**GOAL OF THE EXERCISE:** Each entry must be restated word for word.

**GIVEN DATA:**
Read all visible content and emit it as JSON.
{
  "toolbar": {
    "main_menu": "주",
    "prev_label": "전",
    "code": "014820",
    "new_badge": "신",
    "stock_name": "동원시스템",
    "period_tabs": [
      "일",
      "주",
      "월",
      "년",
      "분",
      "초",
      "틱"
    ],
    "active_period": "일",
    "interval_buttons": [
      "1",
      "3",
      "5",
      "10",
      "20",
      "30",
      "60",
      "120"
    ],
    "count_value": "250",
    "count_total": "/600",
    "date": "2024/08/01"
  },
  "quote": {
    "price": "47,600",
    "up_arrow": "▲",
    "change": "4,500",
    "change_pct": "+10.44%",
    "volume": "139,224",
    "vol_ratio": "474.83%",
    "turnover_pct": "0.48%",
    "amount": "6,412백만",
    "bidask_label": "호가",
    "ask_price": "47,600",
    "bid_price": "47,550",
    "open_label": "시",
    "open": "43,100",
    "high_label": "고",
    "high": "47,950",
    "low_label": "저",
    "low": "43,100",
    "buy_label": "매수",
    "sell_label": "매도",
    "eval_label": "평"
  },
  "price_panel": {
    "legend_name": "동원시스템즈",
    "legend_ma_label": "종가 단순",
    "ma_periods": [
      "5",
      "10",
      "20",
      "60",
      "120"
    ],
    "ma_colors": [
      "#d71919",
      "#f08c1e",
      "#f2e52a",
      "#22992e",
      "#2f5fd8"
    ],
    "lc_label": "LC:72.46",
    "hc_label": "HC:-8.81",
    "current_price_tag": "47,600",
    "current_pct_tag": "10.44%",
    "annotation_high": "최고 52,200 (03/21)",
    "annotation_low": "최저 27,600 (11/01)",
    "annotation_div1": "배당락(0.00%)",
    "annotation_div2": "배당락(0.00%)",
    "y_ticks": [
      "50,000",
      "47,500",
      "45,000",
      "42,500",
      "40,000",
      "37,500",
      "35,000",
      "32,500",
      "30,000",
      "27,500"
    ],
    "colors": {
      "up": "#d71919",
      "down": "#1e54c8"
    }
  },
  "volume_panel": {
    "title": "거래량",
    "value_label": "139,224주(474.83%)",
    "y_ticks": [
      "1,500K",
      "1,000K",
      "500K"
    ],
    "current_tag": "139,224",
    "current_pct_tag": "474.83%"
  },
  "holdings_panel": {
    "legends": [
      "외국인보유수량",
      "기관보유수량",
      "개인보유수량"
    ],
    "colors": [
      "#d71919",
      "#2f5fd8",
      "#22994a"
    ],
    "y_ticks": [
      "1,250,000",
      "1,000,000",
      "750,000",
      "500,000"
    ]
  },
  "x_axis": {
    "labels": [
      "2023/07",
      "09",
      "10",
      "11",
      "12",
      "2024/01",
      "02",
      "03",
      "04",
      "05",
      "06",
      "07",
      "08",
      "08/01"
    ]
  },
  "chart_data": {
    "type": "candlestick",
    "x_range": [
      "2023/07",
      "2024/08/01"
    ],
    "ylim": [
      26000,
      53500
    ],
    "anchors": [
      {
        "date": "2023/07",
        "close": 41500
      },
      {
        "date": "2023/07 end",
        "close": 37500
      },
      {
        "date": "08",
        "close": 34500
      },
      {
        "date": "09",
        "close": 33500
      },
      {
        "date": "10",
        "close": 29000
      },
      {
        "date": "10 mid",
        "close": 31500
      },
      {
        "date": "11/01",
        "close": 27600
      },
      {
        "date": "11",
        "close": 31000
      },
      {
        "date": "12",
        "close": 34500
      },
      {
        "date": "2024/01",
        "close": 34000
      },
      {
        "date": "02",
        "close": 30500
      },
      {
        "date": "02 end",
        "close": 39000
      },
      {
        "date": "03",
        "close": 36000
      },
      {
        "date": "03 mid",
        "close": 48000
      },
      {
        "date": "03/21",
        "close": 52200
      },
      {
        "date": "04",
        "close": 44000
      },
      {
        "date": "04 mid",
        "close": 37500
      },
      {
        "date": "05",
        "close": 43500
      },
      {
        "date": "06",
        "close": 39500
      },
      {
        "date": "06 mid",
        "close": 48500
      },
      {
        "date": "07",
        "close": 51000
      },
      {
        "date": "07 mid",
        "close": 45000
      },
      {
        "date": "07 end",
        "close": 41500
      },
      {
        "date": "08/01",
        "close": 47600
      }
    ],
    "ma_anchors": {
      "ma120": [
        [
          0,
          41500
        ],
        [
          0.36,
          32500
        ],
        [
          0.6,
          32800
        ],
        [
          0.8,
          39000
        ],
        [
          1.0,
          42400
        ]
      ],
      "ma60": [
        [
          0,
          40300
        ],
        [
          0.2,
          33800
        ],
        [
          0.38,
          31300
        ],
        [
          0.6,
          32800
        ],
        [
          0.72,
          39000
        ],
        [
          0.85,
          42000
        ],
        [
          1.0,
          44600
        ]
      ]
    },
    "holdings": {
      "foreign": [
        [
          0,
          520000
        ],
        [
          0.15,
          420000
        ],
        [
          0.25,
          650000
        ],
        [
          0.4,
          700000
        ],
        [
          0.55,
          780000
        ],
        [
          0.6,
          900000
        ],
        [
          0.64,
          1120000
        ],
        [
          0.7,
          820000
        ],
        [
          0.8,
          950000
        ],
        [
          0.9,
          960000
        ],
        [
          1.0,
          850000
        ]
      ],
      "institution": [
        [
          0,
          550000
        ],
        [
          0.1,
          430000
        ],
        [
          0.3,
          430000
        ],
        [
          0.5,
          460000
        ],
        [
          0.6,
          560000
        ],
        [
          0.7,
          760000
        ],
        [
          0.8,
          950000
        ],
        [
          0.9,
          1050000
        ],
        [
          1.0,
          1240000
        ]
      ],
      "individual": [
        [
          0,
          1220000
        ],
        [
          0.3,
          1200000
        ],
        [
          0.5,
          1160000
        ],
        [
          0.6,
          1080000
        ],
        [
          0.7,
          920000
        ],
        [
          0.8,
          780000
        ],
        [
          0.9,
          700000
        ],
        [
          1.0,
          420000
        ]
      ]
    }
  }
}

**EXPECTED ANSWER:**
Read all visible content and emit it as JSON.
{
  "toolbar": {
    "main_menu": "주",
    "prev_label": "전",
    "code": "014820",
    "new_badge": "신",
    "stock_name": "동원시스템",
    "period_tabs": [
      "일",
      "주",
      "월",
      "년",
      "분",
      "초",
      "틱"
    ],
    "active_period": "일",
    "interval_buttons": [
      "1",
      "3",
      "5",
      "10",
      "20",
      "30",
      "60",
      "120"
    ],
    "count_value": "250",
    "count_total": "/600",
    "date": "2024/08/01"
  },
  "quote": {
    "price": "47,600",
    "up_arrow": "▲",
    "change": "4,500",
    "change_pct": "+10.44%",
    "volume": "139,224",
    "vol_ratio": "474.83%",
    "turnover_pct": "0.48%",
    "amount": "6,412백만",
    "bidask_label": "호가",
    "ask_price": "47,600",
    "bid_price": "47,550",
    "open_label": "시",
    "open": "43,100",
    "high_label": "고",
    "high": "47,950",
    "low_label": "저",
    "low": "43,100",
    "buy_label": "매수",
    "sell_label": "매도",
    "eval_label": "평"
  },
  "price_panel": {
    "legend_name": "동원시스템즈",
    "legend_ma_label": "종가 단순",
    "ma_periods": [
      "5",
      "10",
      "20",
      "60",
      "120"
    ],
    "ma_colors": [
      "#d71919",
      "#f08c1e",
      "#f2e52a",
      "#22992e",
      "#2f5fd8"
    ],
    "lc_label": "LC:72.46",
    "hc_label": "HC:-8.81",
    "current_price_tag": "47,600",
    "current_pct_tag": "10.44%",
    "annotation_high": "최고 52,200 (03/21)",
    "annotation_low": "최저 27,600 (11/01)",
    "annotation_div1": "배당락(0.00%)",
    "annotation_div2": "배당락(0.00%)",
    "y_ticks": [
      "50,000",
      "47,500",
      "45,000",
      "42,500",
      "40,000",
      "37,500",
      "35,000",
      "32,500",
      "30,000",
      "27,500"
    ],
    "colors": {
      "up": "#d71919",
      "down": "#1e54c8"
    }
  },
  "volume_panel": {
    "title": "거래량",
    "value_label": "139,224주(474.83%)",
    "y_ticks": [
      "1,500K",
      "1,000K",
      "500K"
    ],
    "current_tag": "139,224",
    "current_pct_tag": "474.83%"
  },
  "holdings_panel": {
    "legends": [
      "외국인보유수량",
      "기관보유수량",
      "개인보유수량"
    ],
    "colors": [
      "#d71919",
      "#2f5fd8",
      "#22994a"
    ],
    "y_ticks": [
      "1,250,000",
      "1,000,000",
      "750,000",
      "500,000"
    ]
  },
  "x_axis": {
    "labels": [
      "2023/07",
      "09",
      "10",
      "11",
      "12",
      "2024/01",
      "02",
      "03",
      "04",
      "05",
      "06",
      "07",
      "08",
      "08/01"
    ]
  },
  "chart_data": {
    "type": "candlestick",
    "x_range": [
      "2023/07",
      "2024/08/01"
    ],
    "ylim": [
      26000,
      53500
    ],
    "anchors": [
      {
        "date": "2023/07",
        "close": 41500
      },
      {
        "date": "2023/07 end",
        "close": 37500
      },
      {
        "date": "08",
        "close": 34500
      },
      {
        "date": "09",
        "close": 33500
      },
      {
        "date": "10",
        "close": 29000
      },
      {
        "date": "10 mid",
        "close": 31500
      },
      {
        "date": "11/01",
        "close": 27600
      },
      {
        "date": "11",
        "close": 31000
      },
      {
        "date": "12",
        "close": 34500
      },
      {
        "date": "2024/01",
        "close": 34000
      },
      {
        "date": "02",
        "close": 30500
      },
      {
        "date": "02 end",
        "close": 39000
      },
      {
        "date": "03",
        "close": 36000
      },
      {
        "date": "03 mid",
        "close": 48000
      },
      {
        "date": "03/21",
        "close": 52200
      },
      {
        "date": "04",
        "close": 44000
      },
      {
        "date": "04 mid",
        "close": 37500
      },
      {
        "date": "05",
        "close": 43500
      },
      {
        "date": "06",
        "close": 39500
      },
      {
        "date": "06 mid",
        "close": 48500
      },
      {
        "date": "07",
        "close": 51000
      },
      {
        "date": "07 mid",
        "close": 45000
      },
      {
        "date": "07 end",
        "close": 41500
      },
      {
        "date": "08/01",
        "close": 47600
      }
    ],
    "ma_anchors": {
      "ma120": [
        [
          0,
          41500
        ],
        [
          0.36,
          32500
        ],
        [
          0.6,
          32800
        ],
        [
          0.8,
          39000
        ],
        [
          1.0,
          42400
        ]
      ],
      "ma60": [
        [
          0,
          40300
        ],
        [
          0.2,
          33800
        ],
        [
          0.38,
          31300
        ],
        [
          0.6,
          32800
        ],
        [
          0.72,
          39000
        ],
        [
          0.85,
          42000
        ],
        [
          1.0,
          44600
        ]
      ]
    },
    "holdings": {
      "foreign": [
        [
          0,
          520000
        ],
        [
          0.15,
          420000
        ],
        [
          0.25,
          650000
        ],
        [
          0.4,
          700000
        ],
        [
          0.55,
          780000
        ],
        [
          0.6,
          900000
        ],
        [
          0.64,
          1120000
        ],
        [
          0.7,
          820000
        ],
        [
          0.8,
          950000
        ],
        [
          0.9,
          960000
        ],
        [
          1.0,
          850000
        ]
      ],
      "institution": [
        [
          0,
          550000
        ],
        [
          0.1,
          430000
        ],
        [
          0.3,
          430000
        ],
        [
          0.5,
          460000
        ],
        [
          0.6,
          560000
        ],
        [
          0.7,
          760000
        ],
        [
          0.8,
          950000
        ],
        [
          0.9,
          1050000
        ],
        [
          1.0,
          1240000
        ]
      ],
      "individual": [
        [
          0,
          1220000
        ],
        [
          0.3,
          1200000
        ],
        [
          0.5,
          1160000
        ],
        [
          0.6,
          1080000
        ],
        [
          0.7,
          920000
        ],
        [
          0.8,
          780000
        ],
        [
          0.9,
          700000
        ],
        [
          1.0,
          420000
        ]
      ]
    }
  }
}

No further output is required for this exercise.